In Hatchet by Gary Paulsen, Brian measures time in two ways. Brian keeps a mental journal, so it is clear that during his time in the wilderness he does not have access to such basic things such as paper and pencil. All Brian has with him as he begins life in the wild, besides the clothes he wears, are some coins, a billfold, fingernail clippers and his hatchet. Therefore, if he is to keep track of time, he must do it in a different manner.
First of all, as the days seem to roll one into the other, he marks time on the stone near the door of his shelter. However, more importantly, he keeps track of time through his real life events. That is, he names these events as they become milestones in his survival. For example, First Meat day becomes important when he kills and provides for himself as he learns to interact with his environment. This event is followed by First Arrow day.

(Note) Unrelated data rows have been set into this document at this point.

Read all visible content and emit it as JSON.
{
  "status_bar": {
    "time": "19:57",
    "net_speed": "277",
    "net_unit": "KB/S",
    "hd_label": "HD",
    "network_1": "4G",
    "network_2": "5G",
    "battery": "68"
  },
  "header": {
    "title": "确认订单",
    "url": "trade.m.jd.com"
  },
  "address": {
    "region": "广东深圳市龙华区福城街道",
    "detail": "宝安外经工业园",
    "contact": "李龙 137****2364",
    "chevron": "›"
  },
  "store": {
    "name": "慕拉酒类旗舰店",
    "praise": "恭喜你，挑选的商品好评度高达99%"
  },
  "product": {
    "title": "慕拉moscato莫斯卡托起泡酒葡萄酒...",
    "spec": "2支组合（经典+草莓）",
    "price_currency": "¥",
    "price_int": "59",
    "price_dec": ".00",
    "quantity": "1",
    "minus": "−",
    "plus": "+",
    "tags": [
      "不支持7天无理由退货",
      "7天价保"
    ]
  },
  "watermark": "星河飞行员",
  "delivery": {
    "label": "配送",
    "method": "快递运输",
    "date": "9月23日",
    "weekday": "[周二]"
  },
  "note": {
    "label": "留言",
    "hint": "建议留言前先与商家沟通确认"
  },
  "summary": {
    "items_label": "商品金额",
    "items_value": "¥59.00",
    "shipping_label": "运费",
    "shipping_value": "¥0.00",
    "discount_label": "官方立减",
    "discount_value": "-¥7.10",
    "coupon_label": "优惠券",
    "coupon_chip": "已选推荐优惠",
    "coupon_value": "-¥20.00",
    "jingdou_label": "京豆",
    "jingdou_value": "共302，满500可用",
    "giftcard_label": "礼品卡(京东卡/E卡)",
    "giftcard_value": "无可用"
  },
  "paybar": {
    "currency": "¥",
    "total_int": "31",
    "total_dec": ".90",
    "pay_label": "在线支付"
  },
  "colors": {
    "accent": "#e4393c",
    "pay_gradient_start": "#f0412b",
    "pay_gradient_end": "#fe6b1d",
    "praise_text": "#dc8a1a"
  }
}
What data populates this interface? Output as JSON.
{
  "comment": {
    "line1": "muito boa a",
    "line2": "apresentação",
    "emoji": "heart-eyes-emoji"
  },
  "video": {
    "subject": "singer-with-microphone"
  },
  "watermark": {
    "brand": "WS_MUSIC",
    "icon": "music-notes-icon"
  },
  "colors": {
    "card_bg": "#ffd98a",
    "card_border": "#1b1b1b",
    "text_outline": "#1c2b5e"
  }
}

By marking time in this way, Brian is really keeping track of the stages of his maturation, growing into a self-sufficient young man.